New Mexico is in a slog toward economic recovery

KOBNew Mexico remains in a slog toward economic recovery. The Albuquerque Journal reports that economic data for the second half of 2011 shows New Mexico's job creation numbers are troubling but may be improving. The state's personal income numbers are encouraging, unless you count business owners' income. And unemployment numbers have been a moving target. The data reported by the newspaper and compiled by the University of New Mexico Bureau of Business and Economic Research suggest that the state's economy is improving. Unemployment averaged 8.2 percent in the third quarter of 2011, 7.2 percent in the fourth quarter and 7.1 percent in the first quarter of 2012. Read More News New Mexico


Elephant Butte Dam: Irrigation shaped Mesilla Valley's history

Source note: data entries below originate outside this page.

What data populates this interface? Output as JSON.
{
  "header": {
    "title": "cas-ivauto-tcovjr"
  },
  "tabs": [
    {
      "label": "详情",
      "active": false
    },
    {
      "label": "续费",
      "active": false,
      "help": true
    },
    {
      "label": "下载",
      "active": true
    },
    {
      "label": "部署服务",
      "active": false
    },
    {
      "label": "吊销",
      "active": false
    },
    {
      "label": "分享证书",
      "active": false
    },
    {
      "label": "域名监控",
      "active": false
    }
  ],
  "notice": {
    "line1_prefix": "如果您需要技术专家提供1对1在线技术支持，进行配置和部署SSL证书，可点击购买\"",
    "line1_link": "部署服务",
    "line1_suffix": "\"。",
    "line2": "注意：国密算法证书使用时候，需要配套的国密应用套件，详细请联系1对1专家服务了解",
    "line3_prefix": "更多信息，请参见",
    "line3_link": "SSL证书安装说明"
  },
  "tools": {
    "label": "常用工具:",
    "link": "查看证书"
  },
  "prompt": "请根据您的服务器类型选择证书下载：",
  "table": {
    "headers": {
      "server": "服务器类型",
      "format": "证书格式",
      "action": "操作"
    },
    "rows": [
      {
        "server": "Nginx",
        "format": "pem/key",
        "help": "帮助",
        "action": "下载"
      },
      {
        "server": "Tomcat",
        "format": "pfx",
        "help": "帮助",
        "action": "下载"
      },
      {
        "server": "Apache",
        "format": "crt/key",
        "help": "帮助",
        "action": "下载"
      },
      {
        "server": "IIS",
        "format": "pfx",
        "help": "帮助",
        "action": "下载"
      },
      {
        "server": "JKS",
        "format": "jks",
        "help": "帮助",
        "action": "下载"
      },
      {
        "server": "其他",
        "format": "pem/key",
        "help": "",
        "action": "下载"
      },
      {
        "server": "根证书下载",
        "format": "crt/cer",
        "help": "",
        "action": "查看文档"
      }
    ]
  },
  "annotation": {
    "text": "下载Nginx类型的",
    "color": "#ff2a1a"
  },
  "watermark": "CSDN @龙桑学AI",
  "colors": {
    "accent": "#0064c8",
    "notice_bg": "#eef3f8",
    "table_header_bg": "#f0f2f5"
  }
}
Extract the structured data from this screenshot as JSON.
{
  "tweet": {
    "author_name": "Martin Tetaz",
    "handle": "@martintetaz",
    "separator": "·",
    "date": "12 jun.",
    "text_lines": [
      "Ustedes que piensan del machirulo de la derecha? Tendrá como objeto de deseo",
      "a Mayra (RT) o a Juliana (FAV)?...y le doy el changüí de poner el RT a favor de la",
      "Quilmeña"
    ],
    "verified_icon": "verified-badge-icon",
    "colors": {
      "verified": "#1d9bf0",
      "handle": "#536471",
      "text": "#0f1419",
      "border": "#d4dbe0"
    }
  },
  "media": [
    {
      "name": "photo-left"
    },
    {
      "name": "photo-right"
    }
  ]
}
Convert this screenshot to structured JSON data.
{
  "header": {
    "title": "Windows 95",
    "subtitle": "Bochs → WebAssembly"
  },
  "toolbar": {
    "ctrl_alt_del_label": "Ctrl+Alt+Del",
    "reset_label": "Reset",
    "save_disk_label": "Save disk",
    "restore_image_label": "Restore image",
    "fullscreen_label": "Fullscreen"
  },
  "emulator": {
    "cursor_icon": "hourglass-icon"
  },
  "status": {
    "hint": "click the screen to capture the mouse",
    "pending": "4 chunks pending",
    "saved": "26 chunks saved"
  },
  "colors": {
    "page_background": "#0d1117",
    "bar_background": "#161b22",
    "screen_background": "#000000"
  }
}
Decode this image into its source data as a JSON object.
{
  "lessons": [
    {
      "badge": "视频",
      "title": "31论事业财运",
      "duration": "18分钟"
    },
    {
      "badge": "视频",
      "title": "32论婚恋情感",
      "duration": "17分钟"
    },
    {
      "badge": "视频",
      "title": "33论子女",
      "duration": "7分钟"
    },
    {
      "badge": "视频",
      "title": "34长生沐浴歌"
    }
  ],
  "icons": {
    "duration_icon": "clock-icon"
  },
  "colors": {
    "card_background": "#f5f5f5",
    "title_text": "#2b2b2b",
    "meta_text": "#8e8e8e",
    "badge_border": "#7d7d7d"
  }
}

Elephant Butte Dam
Las Cruces Sun-News For almost a century, the Rio Grande has come to a stop at what was once the largest man-made reservoir in the world. From there, through the spillway of the Elephant Butte Dam, the river waters become part of a complex irrigation network feeding farms and orchards from Rincon to the El Paso Valley. With the beginning of another dry irrigation season this week, farmers already know they'll be getting precious little — in most cases, the equivalent of one good irrigation — of that river water this year. Yet without Elephant Butte, it's possible some wouldn't be getting any at all. Before the dam, the Rio Grande was a naturally flowing ribbon of water. But it was erratic, either flowing strong or at a trickle. In 1902, the newly created U.S. Reclamation Service assumed control over a proposed dam some wanted built 90 miles north of Las Cruces. That dam would impact the growth, development and history of the Mesilla Valley like nothing else. Read More News New Mexico


Wiener rejects calls for his resignation

Michael Weiner
NMPolitics.netDespite calls for his resignation from Gov. Susana Martinez and others in his own party, Bernalillo County Commissioner Michael Wiener says he’ll let voters decide his fate. “While I may have exercised poor judgment while on vacation, I have broken no laws and brought no harm to anyone except for myself,” the Albuquerque Journal quoted the Republican as saying. “To suspend my campaign or step down from the office I was duly elected to would be tantamount to an admission that I had done something wrong when the fact is I have not.” “There’s an election in 37 days and if the people at that time want to pick somebody else to represent them on the county commission, that’s certainly the way a democracy works that we all belong to,” KOB-TV quoted him as saying. “And I’m going to let the voters in my district speak rather than a few elected officials.” Wiener was photographed posing with several scantily-clad women in a sex-tourism area in the Philippines by a photographer documenting sexual exploitation. The commissioner says he was simply walking through the area while on a flight layover. Former Chamber of Commerce Chairman Lonnie Talbert is running against Wiener in the June primary and was endorsed last week by the governor. No Democrats are in the race. Others calling for Wiener to resign include Albuquerque Mayor Richard Berry, most of Wiener’s colleagues on the county commission and the Albuquerque Journal editorial board. Read More News New Mexico